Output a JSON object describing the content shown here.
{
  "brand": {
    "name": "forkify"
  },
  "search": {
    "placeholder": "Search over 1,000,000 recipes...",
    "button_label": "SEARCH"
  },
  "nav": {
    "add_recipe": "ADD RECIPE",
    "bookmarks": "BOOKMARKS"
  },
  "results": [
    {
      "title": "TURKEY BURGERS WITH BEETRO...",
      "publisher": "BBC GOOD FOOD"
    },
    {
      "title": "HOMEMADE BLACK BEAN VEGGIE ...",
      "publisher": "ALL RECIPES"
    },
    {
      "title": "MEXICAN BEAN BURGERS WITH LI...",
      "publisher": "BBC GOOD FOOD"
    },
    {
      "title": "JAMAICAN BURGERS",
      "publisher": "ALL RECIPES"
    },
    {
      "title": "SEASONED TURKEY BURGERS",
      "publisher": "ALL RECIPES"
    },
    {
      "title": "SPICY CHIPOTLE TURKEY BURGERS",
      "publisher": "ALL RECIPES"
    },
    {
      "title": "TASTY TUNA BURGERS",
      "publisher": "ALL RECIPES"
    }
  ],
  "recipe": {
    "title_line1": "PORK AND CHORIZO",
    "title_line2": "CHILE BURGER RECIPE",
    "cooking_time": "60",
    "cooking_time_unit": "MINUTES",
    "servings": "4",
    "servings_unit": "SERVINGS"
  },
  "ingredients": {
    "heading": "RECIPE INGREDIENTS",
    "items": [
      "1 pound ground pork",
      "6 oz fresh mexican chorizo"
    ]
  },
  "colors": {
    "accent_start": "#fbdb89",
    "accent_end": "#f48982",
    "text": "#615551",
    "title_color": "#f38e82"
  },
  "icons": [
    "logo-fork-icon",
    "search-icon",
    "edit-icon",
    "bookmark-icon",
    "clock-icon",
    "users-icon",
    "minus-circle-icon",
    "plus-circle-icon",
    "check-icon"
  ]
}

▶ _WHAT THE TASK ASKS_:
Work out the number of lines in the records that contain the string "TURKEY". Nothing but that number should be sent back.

▶ _EXERCISE ANSWER_:
3